The decision to oust Imran Khan ultimately allowed him to hijack the anti-establishment tag in his favour. Khan’s repeated reference to the government as the “imported government” and to the military as “neutrals” further reinforced his perception as a popular civilian leader
Pakistan’s barely four months old ruling coalition led by Prime Minister Shehbaz Sharif has been dealt yet another blow by the country’s Supreme Court as it announced a decision nullifying the election of Hamza Sharif, son of the prime minister, as the chief minister of Punjab as “illegal”.
On Tuesday, the court termed “illegal” the ruling of Punjab Assembly’s Deputy Speaker Dost Muhammad Mazari who declared Hamza as the winner of the trust vote in the provincial assembly by disallowing the counting of ten votes of PML-Q members.
Although the proceeding of the court was boycotted by the ruling alliance over the court’s refusal to form a larger bench, the judgement delivered a major victory to opposition leader Imran Khan who has continuously questioned the legitimacy of the ruling alliance in the centre.
Earlier this month, the ruling alliance led by the PML-N suffered a humiliating defeat when the opposition PTI won 15 out of 20 seats in the country’s most populous province.
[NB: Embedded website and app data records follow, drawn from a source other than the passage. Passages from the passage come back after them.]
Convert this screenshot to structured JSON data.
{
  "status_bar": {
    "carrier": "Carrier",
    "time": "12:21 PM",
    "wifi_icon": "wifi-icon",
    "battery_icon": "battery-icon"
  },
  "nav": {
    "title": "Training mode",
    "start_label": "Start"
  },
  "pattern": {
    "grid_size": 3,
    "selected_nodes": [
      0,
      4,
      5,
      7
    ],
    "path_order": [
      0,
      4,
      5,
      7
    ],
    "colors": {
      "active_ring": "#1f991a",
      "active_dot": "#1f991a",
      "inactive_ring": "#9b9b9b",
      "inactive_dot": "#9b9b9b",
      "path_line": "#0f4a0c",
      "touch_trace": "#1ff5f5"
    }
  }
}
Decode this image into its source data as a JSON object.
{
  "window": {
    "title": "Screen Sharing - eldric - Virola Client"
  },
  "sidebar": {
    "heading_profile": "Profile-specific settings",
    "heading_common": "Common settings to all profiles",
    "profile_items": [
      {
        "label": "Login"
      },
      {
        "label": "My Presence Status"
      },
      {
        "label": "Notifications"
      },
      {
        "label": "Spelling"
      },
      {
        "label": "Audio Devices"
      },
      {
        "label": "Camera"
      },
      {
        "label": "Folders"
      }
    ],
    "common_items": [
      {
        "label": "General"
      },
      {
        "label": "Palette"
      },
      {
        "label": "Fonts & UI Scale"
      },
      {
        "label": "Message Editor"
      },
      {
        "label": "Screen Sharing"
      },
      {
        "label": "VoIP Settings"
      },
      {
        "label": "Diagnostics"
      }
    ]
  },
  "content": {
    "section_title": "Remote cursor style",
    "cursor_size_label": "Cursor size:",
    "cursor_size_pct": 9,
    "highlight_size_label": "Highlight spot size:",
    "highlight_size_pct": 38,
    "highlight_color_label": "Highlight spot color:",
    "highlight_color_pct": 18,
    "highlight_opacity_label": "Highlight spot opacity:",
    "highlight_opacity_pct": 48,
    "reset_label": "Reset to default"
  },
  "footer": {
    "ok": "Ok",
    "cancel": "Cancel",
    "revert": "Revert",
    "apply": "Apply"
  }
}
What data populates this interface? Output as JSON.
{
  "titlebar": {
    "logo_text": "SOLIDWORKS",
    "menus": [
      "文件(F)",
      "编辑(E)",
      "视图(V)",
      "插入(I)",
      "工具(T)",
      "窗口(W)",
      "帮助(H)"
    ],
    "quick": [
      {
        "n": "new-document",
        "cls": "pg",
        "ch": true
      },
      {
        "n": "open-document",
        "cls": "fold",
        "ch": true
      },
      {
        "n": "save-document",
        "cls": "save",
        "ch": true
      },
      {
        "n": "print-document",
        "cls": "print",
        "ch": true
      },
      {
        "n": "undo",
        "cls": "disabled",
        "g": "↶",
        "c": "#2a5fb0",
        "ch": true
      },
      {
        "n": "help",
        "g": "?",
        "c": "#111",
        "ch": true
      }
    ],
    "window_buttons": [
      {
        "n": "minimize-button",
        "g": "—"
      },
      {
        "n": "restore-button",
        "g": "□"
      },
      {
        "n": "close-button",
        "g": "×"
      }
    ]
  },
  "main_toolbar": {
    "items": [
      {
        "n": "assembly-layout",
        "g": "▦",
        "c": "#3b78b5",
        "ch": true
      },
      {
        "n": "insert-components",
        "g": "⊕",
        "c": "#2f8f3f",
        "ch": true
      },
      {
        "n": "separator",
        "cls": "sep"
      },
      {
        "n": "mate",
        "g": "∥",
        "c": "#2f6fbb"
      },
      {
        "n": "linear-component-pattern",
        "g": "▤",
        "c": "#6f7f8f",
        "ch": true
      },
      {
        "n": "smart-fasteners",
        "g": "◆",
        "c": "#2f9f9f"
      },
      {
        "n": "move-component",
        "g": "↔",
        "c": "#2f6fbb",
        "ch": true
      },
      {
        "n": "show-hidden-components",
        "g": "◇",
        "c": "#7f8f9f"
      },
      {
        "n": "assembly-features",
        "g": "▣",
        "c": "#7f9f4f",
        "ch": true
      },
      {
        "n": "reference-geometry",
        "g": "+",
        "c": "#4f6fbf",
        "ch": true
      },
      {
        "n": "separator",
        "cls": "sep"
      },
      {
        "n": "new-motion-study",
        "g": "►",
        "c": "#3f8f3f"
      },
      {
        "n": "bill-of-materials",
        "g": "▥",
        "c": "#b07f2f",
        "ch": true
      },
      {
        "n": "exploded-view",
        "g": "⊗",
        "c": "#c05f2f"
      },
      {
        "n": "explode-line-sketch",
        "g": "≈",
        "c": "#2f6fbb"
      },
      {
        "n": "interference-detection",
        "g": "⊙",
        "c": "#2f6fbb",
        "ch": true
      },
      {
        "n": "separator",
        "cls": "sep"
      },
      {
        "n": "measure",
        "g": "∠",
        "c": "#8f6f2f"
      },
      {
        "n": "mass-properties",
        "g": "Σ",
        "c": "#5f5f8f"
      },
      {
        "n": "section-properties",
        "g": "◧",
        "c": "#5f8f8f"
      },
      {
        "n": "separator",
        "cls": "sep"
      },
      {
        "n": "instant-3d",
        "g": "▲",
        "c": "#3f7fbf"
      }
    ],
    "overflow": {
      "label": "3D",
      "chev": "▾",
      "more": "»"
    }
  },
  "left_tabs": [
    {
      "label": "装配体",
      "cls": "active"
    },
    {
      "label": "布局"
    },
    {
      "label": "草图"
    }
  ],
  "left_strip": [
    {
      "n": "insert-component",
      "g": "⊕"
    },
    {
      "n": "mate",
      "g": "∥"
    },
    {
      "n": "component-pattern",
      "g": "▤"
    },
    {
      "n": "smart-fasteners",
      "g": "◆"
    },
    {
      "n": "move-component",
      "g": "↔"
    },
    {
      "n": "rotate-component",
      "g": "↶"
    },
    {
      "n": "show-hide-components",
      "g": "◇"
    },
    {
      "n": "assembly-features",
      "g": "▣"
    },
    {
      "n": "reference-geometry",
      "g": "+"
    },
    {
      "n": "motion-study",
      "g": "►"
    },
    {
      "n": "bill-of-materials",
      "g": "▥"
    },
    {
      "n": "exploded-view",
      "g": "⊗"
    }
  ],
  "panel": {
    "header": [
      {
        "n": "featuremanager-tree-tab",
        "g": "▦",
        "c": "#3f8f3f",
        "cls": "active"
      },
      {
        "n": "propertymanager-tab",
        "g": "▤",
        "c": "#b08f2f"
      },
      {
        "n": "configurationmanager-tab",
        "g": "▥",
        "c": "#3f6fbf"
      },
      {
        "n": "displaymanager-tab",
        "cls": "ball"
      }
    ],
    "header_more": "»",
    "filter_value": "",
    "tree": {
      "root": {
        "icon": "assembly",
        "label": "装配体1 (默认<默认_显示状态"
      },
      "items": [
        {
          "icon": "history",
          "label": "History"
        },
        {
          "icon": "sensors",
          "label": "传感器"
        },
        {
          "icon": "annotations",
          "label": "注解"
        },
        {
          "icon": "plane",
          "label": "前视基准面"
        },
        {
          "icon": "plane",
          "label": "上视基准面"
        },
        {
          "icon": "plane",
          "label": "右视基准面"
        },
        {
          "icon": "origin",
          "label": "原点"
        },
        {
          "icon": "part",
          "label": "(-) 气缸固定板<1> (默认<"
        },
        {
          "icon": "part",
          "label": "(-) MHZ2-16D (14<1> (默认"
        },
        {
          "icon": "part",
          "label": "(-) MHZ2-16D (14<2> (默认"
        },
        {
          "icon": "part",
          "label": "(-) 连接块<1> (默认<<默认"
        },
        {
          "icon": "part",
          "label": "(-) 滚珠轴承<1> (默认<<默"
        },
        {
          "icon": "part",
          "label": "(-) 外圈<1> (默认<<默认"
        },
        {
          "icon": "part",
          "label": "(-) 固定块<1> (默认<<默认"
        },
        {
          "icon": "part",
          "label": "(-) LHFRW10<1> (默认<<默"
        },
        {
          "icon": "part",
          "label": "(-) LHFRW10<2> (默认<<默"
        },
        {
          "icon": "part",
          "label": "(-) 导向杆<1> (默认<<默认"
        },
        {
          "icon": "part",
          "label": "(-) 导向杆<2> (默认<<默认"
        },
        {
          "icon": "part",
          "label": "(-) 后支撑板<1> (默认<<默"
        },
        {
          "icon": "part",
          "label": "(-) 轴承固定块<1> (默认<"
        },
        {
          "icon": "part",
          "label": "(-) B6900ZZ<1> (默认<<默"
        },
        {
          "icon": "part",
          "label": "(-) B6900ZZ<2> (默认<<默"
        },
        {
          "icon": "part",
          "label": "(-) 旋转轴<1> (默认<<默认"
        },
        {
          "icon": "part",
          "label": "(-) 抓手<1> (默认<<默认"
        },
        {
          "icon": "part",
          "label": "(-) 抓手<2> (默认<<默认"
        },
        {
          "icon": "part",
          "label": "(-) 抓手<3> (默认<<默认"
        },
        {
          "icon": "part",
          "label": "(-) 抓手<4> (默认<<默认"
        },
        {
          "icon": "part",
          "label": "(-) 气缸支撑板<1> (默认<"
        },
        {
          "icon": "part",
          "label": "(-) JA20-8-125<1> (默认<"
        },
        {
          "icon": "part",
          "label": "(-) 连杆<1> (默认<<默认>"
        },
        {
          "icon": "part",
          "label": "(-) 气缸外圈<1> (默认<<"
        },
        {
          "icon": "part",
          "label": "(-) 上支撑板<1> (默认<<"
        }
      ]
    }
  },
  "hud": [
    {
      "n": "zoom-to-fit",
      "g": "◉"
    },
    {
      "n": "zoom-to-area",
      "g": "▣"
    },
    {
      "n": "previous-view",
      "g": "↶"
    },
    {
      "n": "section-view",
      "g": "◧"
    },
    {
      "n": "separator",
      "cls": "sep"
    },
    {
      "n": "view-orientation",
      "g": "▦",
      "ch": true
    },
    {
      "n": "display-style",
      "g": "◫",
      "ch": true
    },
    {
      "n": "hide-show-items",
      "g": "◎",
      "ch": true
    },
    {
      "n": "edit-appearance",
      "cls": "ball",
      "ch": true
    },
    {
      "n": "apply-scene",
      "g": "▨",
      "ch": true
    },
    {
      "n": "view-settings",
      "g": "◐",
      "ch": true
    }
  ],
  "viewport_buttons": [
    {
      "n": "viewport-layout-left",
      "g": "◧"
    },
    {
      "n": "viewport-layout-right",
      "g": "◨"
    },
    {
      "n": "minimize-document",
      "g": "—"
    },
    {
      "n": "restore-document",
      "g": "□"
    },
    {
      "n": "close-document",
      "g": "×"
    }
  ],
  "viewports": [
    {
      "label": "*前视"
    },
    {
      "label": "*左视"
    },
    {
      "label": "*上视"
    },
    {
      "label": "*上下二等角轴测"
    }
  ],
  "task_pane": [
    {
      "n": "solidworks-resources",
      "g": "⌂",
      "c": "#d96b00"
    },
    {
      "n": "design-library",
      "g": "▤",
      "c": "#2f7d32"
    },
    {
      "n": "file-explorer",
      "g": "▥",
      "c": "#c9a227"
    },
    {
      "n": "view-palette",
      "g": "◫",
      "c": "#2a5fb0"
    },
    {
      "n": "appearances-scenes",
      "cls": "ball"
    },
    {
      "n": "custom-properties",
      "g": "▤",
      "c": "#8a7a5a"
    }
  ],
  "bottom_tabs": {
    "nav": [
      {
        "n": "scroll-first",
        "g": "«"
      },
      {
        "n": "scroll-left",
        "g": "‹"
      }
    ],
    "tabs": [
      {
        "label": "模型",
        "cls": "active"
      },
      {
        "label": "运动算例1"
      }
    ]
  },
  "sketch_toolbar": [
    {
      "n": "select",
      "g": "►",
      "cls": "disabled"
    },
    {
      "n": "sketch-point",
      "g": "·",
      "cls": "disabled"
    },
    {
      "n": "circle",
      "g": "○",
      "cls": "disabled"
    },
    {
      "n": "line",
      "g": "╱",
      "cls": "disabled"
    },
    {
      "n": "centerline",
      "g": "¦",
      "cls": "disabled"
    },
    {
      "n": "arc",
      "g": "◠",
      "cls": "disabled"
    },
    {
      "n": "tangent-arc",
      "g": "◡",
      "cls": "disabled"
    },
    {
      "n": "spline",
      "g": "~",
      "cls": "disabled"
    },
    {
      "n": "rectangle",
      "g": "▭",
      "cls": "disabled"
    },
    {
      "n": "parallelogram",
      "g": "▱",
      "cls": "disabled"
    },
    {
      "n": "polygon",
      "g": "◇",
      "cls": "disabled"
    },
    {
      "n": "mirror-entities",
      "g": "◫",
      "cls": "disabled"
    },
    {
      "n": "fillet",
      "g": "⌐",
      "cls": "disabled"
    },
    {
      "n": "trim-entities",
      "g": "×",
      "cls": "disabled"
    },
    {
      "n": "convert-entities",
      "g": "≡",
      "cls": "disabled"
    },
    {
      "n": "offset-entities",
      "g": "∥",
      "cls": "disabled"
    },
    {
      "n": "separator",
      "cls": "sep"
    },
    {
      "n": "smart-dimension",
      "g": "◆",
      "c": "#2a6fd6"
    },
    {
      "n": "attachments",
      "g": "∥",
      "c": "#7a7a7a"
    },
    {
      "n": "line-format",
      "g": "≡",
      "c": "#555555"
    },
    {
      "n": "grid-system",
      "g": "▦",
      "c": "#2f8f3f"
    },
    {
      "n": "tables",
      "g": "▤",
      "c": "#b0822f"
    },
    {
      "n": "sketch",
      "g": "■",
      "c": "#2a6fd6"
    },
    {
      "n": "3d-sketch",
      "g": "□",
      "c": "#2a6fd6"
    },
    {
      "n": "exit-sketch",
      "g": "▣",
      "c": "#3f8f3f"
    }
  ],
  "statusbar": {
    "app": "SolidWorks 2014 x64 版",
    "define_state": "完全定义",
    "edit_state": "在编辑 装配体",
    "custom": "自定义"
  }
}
The defeat made the position of PML-N’s Hamza Sharif as the chief minister of Punjab untenable.
However, during the trust vote last week, the deputy speaker cited the recent ruling of SC and disallowed the counting of votes of PML-Q, an ally of Imran Khan’s PTI, for what he claimed was not as per the wishes of the Party head, thus considering them as cross-voting.
With this, the deck is cleared for Pervaiz Elahi, the chief ministerial candidate of Imran Khan’s PTI and the PML-Q, to be the chief minister of Punjab.
For the ruling PML-N led by Prime Minister Shehbaz Sharif, losing the by-elections in the state considered as the party’s stronghold seems alarming and indicates a shift in the party’s voter base.
The loss, according to some party leaders, is due to its departure from the original anti-establishment “vote ko izzat do” ( give respect to mandate).
The party’s decision to side with the military to oust the government of Imran Khan hasn’t gone down well with its cadre who regarded the party as for civilian supremacy.
The decision to oust Imran Khan ultimately allowed him to hijack the anti-establishment tag in his favour. Khan’s repeated reference to the government as the “imported government” and to the military as “neutrals” further reinforced his perception as a popular civilian leader.
The whole episode resultantly diluted the core messaging of the PML-N, which once took on the military for its alleged role in ousting its leader and former prime minister Nawaz Sharif in 2017.
Faced with repeated setbacks, the PML-N is reportedly considering relaunching its “Vote Ko Izzat do” campaign. However, it may find difficult this time as the appeal has already been diluted by its recent steps—gaining power by orchestrating backroom deals with the military and playing games in the assembly trust votes.